• [Aim of the exercise]
Copy the records below exactly, but leave out any picture they contain.

• [Data to process]
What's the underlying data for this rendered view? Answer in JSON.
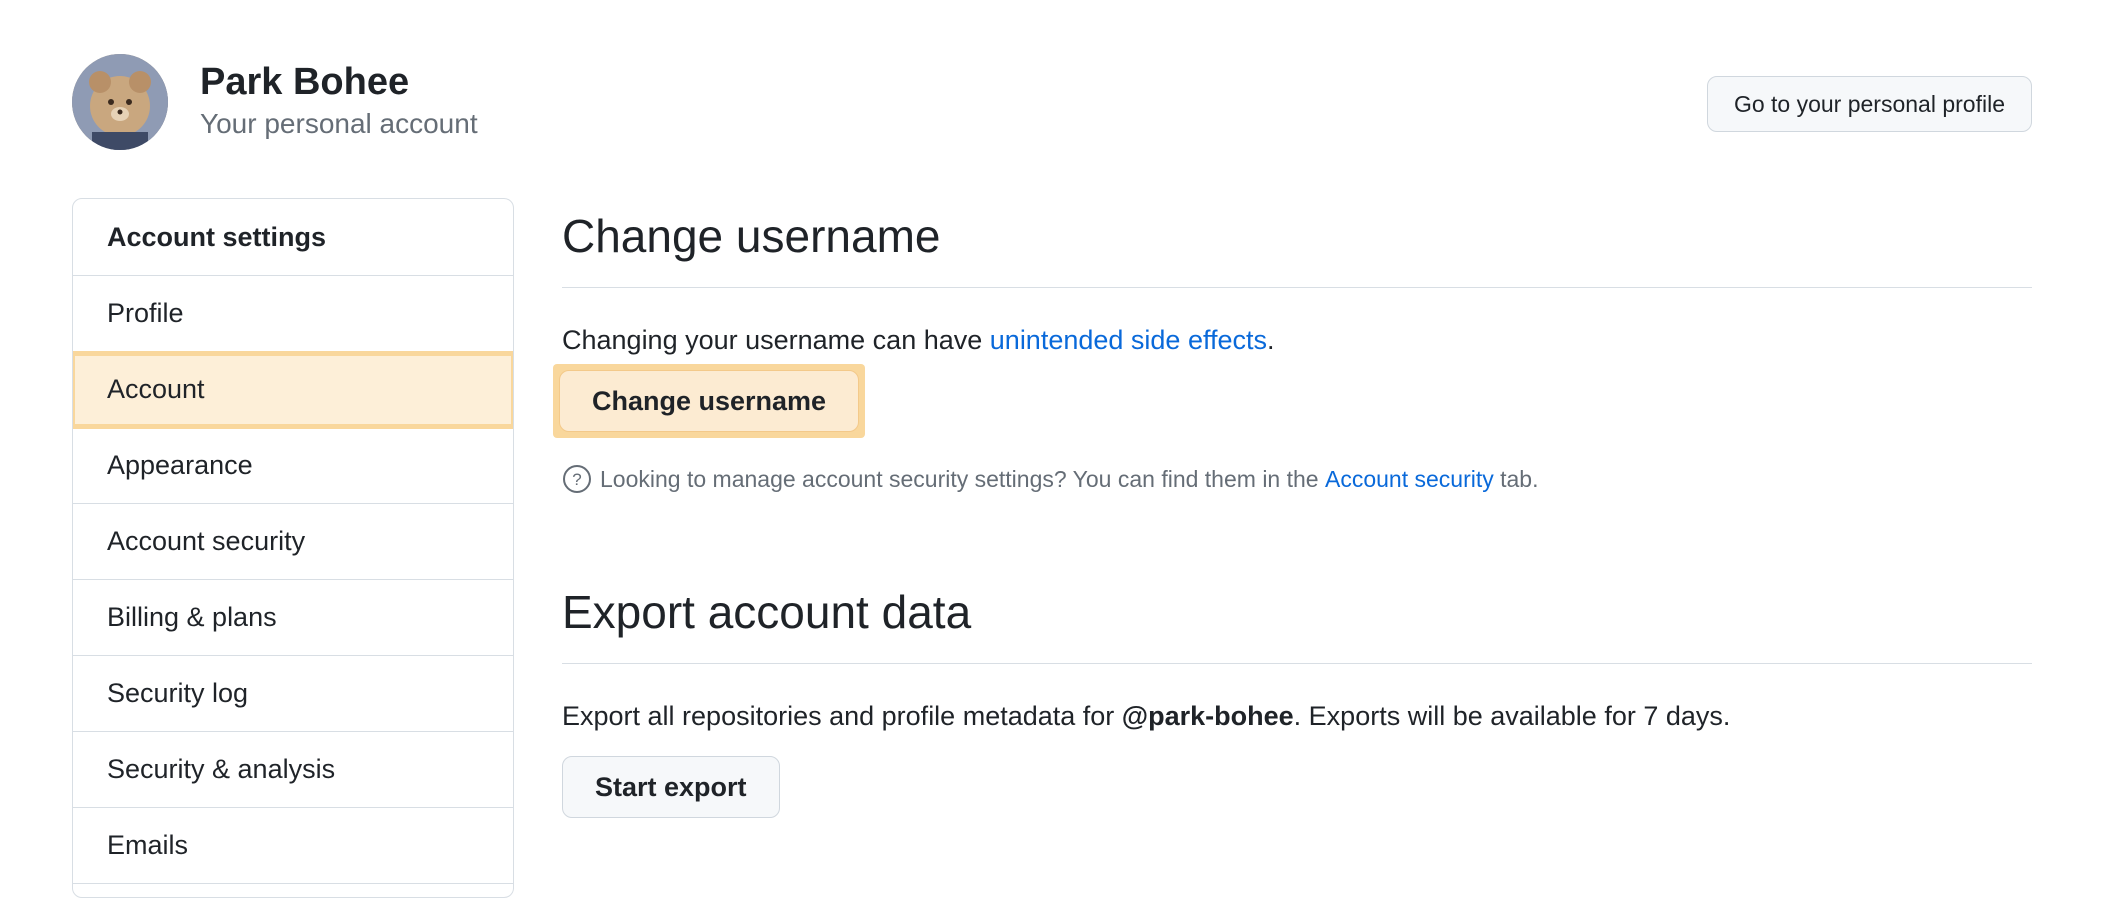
{
  "header": {
    "user_name": "Park Bohee",
    "account_type": "Your personal account",
    "profile_button": "Go to your personal profile",
    "avatar_icon": "avatar-icon"
  },
  "sidebar": {
    "title": "Account settings",
    "items": [
      {
        "label": "Profile",
        "selected": false
      },
      {
        "label": "Account",
        "selected": true
      },
      {
        "label": "Appearance",
        "selected": false
      },
      {
        "label": "Account security",
        "selected": false
      },
      {
        "label": "Billing & plans",
        "selected": false
      },
      {
        "label": "Security log",
        "selected": false
      },
      {
        "label": "Security & analysis",
        "selected": false
      },
      {
        "label": "Emails",
        "selected": false
      }
    ]
  },
  "change_username": {
    "title": "Change username",
    "text_before": "Changing your username can have ",
    "link_text": "unintended side effects",
    "text_after": ".",
    "button": "Change username",
    "note_before": "Looking to manage account security settings? You can find them in the ",
    "note_link": "Account security",
    "note_after": " tab.",
    "note_icon": "question-circle-icon"
  },
  "export_data": {
    "title": "Export account data",
    "text_before": "Export all repositories and profile metadata for ",
    "username": "@park-bohee",
    "text_after": ". Exports will be available for 7 days.",
    "button": "Start export"
  },
  "colors": {
    "link": "#0969da",
    "highlight": "#f9d79c",
    "highlight_fill": "#fdefd8",
    "muted_text": "#656d76"
  }
}
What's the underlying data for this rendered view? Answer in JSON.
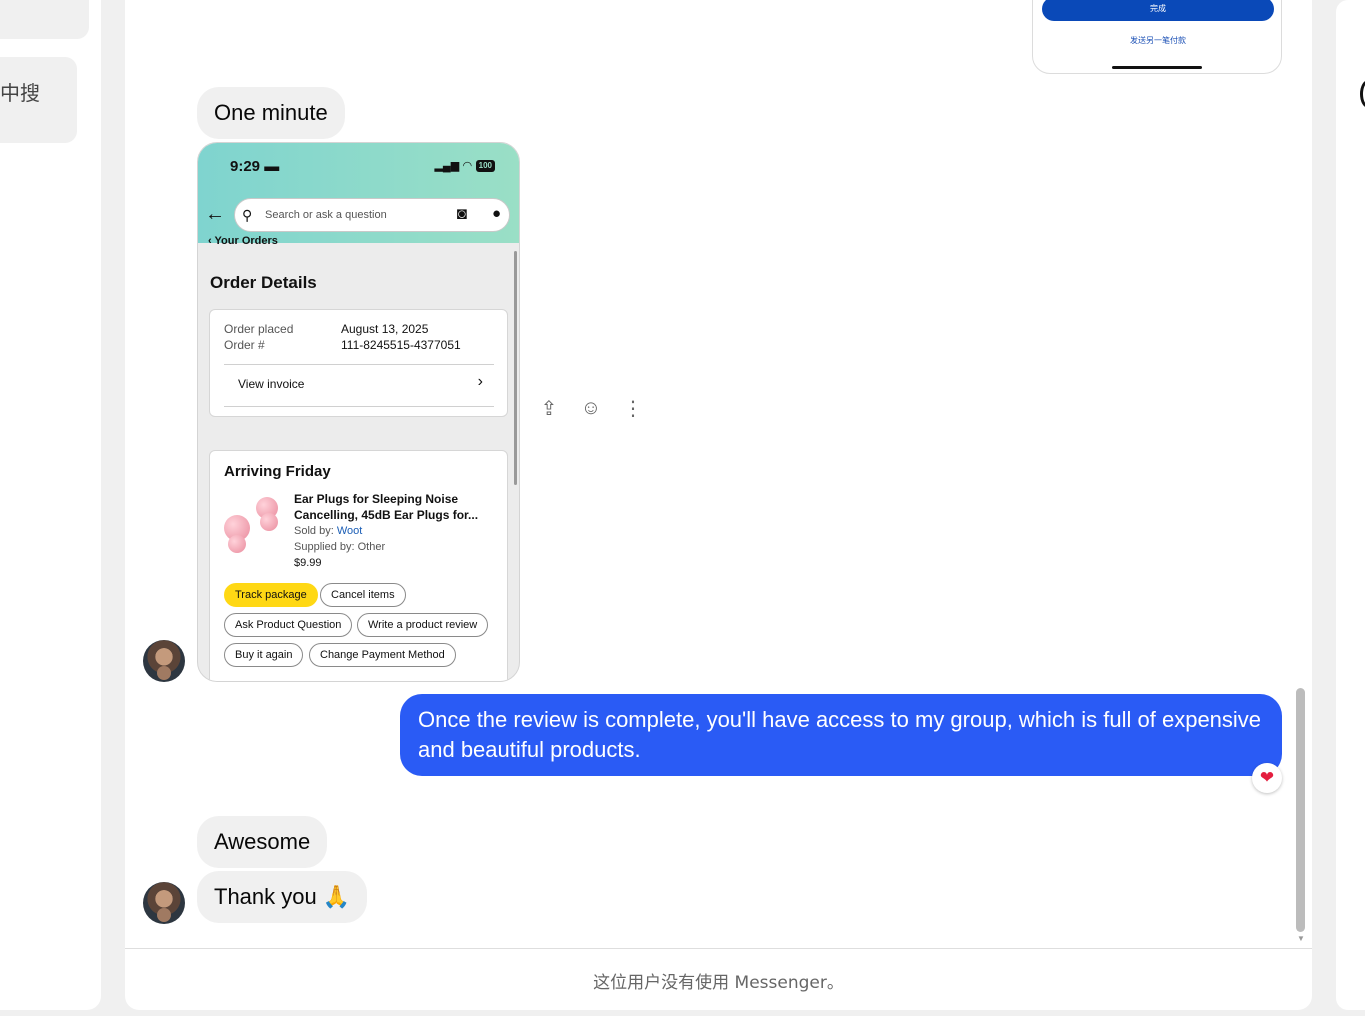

• [Your solution]
What's the underlying data for this rendered view? Answer in JSON.
{
  "header": {
    "user_name": "Park Bohee",
    "account_type": "Your personal account",
    "profile_button": "Go to your personal profile",
    "avatar_icon": "avatar-icon"
  },
  "sidebar": {
    "title": "Account settings",
    "items": [
      {
        "label": "Profile",
        "selected": false
      },
      {
        "label": "Account",
        "selected": true
      },
      {
        "label": "Appearance",
        "selected": false
      },
      {
        "label": "Account security",
        "selected": false
      },
      {
        "label": "Billing & plans",
        "selected": false
      },
      {
        "label": "Security log",
        "selected": false
      },
      {
        "label": "Security & analysis",
        "selected": false
      },
      {
        "label": "Emails",
        "selected": false
      }
    ]
  },
  "change_username": {
    "title": "Change username",
    "text_before": "Changing your username can have ",
    "link_text": "unintended side effects",
    "text_after": ".",
    "button": "Change username",
    "note_before": "Looking to manage account security settings? You can find them in the ",
    "note_link": "Account security",
    "note_after": " tab.",
    "note_icon": "question-circle-icon"
  },
  "export_data": {
    "title": "Export account data",
    "text_before": "Export all repositories and profile metadata for ",
    "username": "@park-bohee",
    "text_after": ". Exports will be available for 7 days.",
    "button": "Start export"
  },
  "colors": {
    "link": "#0969da",
    "highlight": "#f9d79c",
    "highlight_fill": "#fdefd8",
    "muted_text": "#656d76"
  }
}
What's the underlying data for this rendered view? Answer in JSON.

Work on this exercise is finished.